The big news here is the presence of The Butterfly Lovers, a work known to Western audiences in fragments from Olympic figure skating performances and the like, but not so often heard in full from a violinist of the caliber of Gil Shaham. It is sometimes paired with the notorious Yellow River Concerto in concert, but it is slighter, less extreme in conception, and thus more attractive than that work. Like the Yellow River Concerto it is a joint production, but by only a pair of composers, Chen Gang and He Zhanhao, not an entire committee, and its program is based on an episode from classical Chinese literature, not on a Communist plot.

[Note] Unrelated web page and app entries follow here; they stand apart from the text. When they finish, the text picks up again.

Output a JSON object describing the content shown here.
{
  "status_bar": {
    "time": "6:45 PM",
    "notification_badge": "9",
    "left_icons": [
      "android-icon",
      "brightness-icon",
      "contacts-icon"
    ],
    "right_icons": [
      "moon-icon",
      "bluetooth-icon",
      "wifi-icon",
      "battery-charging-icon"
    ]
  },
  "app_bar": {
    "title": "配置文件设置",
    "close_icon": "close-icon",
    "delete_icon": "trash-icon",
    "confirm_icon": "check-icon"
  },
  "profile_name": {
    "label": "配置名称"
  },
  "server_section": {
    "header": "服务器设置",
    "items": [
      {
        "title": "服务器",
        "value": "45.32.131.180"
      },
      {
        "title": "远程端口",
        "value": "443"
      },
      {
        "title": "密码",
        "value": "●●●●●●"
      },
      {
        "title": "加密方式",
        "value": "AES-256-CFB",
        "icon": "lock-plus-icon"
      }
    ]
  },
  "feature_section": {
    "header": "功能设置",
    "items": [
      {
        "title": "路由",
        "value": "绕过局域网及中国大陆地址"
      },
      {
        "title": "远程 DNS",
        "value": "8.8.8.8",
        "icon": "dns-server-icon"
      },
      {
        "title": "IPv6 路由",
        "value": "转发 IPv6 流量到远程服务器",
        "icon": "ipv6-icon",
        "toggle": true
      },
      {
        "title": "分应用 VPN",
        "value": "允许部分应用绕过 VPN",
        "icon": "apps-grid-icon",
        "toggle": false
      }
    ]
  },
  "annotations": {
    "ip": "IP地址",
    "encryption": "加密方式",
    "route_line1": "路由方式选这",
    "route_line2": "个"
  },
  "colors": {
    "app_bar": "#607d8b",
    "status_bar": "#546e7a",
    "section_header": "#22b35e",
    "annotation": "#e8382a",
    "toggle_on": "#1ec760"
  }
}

It was written in 1959. The seven short movements embody the story of a girl, Zhu Lingtai, who passes as male so that she can study literature. A boy in her class finds out what she is up to, and the two fall in love. Their love is doomed, however, because a marriage for Zhu to a wealthy merchant has already been arranged. The boy dies of grief, and Zhu throws herself into his casket as the funeral procession passes. In the end, they emerge as butterflies.
The musical structure on which this tale hangs is an intriguing one, a mixture of Western elements (such as the tuning and the orchestral writing in general), Chinese pentatonic melodies and ornamentation techniques, and a straightforward quality mandated by socialist aesthetics. The booklet is detailed and makes for fascinating reading for anyone studying the Cultural Revolution and its grim precursors: the composers initially omitted the final movement that depicted the emergence of the butterflies, but, in Chen's words, "The Western concerto form needs a final transcendence, and without the butterflies there is no concerto." Shaham plays the work to the hilt, drawing out the music's sentimental qualities but remaining alert to the ways in which the language cuts sentiment short, and the work is compact and entertaining. It is paired with a Tchaikovsky violin concerto that is elegantly and confidently played, although "gutsy" would not be a word used to describe it. The Singapore Symphony under Lan Shui adds to what is becoming an impressive catalog; it is a well-drilled ensemble that can easily stand comparison with the West's great urban orchestras. A fine performance of a work that's just unusual enough to catch on once again.